A report which claims that Government can meet its 2020 carbon emission targets more cost effectively by ignoring renewable technologies and instead installing just nuclear and gas-fired power stations has come under heavy criticism from the renewable industry and Government.
The report, by AF consult, claims to “look at the lowest cost way of getting to the targets the UK has accepted for reducing its greenhouse gas emissions.” The paper modelled three separate policy scenarios and estimated the associated costs of each scenario in meeting targets.
Scenario one modelled the least cost way of meeting electricity demand without policy demand. AF predicts that such a scenario would incur total generation costs of £780 billion at 5.8p/kWh.
Scenario two modelled the cheapest method of meeting electricity demand whilst hitting carbon reduction targets. AF suggests that the cheapest method of meeting the UK’s carbon emission targets would be a combination of nuclear and gas at a total cost of £960 million at 7.2p/kWh.
Scenario three was identical to scenario two, but added the additional requirement of meeting renewable electricity generation targets. AF predicts that adding renewables into the mix would increase total generation costs by 15 percent, to £1,100 billion, at a cost of 8.4p/kWh.
The report concludes that the introduction of renewable targets and emissions will add around 40 percent extra overall costs compared to no targets at all.
REA Chief Executive Gaynor Hartnell hit back at the report, stating: “It is not just a question of finding the cheapest way to save carbon.
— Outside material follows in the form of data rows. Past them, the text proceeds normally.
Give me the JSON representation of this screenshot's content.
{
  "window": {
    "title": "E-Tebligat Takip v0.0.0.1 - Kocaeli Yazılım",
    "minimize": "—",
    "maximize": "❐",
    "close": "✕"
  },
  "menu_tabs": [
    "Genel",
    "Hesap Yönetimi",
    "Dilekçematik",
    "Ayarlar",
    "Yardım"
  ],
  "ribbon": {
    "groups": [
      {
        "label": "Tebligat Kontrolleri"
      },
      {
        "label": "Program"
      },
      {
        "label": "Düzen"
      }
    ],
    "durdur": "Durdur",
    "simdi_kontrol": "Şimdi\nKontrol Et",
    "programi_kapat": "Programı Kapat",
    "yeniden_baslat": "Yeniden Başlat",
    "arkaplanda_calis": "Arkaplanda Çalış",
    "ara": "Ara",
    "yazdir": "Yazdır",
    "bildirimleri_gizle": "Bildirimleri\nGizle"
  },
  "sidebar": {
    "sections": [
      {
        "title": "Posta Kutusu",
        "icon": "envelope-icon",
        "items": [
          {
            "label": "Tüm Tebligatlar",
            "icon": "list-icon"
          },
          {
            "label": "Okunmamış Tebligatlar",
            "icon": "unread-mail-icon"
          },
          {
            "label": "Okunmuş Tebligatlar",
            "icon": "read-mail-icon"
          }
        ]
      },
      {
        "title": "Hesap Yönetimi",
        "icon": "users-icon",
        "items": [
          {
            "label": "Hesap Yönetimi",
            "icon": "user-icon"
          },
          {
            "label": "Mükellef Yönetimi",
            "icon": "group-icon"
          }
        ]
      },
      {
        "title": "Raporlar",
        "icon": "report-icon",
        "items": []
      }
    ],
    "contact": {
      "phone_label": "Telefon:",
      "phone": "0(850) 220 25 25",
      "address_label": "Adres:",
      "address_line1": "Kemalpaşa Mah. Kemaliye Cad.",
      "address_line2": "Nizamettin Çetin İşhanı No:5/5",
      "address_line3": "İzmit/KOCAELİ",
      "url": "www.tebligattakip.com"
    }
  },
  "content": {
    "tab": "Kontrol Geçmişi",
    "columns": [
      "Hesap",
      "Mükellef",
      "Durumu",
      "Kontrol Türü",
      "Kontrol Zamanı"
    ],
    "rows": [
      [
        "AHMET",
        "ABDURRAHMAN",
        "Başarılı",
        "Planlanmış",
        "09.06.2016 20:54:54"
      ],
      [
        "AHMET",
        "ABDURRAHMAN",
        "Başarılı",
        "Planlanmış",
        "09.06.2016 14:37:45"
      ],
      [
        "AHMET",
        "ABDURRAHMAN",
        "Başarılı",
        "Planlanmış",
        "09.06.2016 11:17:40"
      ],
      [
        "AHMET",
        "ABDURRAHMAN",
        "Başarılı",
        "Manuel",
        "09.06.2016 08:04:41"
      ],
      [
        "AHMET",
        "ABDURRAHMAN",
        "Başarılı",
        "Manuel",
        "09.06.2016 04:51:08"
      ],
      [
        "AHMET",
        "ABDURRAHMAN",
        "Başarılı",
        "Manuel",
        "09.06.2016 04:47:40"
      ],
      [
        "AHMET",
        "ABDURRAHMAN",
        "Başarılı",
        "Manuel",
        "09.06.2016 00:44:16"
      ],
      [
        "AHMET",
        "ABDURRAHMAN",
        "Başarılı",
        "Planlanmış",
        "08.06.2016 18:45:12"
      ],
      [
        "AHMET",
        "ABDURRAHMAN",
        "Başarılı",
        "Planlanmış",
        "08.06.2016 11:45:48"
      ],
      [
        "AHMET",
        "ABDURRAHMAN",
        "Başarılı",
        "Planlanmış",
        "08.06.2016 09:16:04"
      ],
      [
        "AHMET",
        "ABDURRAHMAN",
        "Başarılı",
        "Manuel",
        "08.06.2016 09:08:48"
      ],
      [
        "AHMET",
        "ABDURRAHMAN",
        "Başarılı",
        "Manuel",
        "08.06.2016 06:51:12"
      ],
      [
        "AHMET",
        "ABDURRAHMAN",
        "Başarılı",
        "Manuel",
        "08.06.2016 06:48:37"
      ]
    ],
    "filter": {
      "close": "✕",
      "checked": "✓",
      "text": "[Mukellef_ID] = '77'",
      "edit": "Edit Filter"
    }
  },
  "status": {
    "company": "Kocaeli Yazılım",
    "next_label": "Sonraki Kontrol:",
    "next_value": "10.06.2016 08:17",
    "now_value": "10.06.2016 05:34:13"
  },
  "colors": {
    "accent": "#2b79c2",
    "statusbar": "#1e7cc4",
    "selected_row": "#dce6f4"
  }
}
A secure energy future is one where the fuels don’t run out, and nor do the places to store their waste. Do we really want to remain tied to unstable political regimes, or to the end of a pipeline which is tapped into by lots of energy-hungry economies before it reaches us? Renewable energy solves these problems, and brings many other advantages.”
Hartnell continued: “We have an ambitious renewable energy target for good reason. The challenge to Government is to achieve it cost-effectively. This means clear policy intent, backed up by stable policies to deliver. Government needs to stand behind the targets it recently endorsed and widen its focus to encompass renewables at the cheaper end of the spectrum.”
The study was originally developed in conjunction with consultancy KPMG, but a leaked press release which was used as the basis for a number of articles criticising renewable technologies led to intense pressure from green bodies and as a result KPMG decided to scrap publishing the report.
A spokeswoman for the Department of Energy and Climate Change derided the findings as “near pointless” due to the report’s flawed assumptions. DECC continued: “AF aren’t planning for enough generation capacity, they are putting all our eggs into just two energy technologies and they are keeping their fingers crossed that gas prices come good.
“If this sort of short-sighted analysis informed our policies we’d not meet our carbon emission targets and keep the lights on, and the consumer would certainly be worse off.
DECC concluded: “The bargain basement is not the place to look for a responsible long term energy strategy.”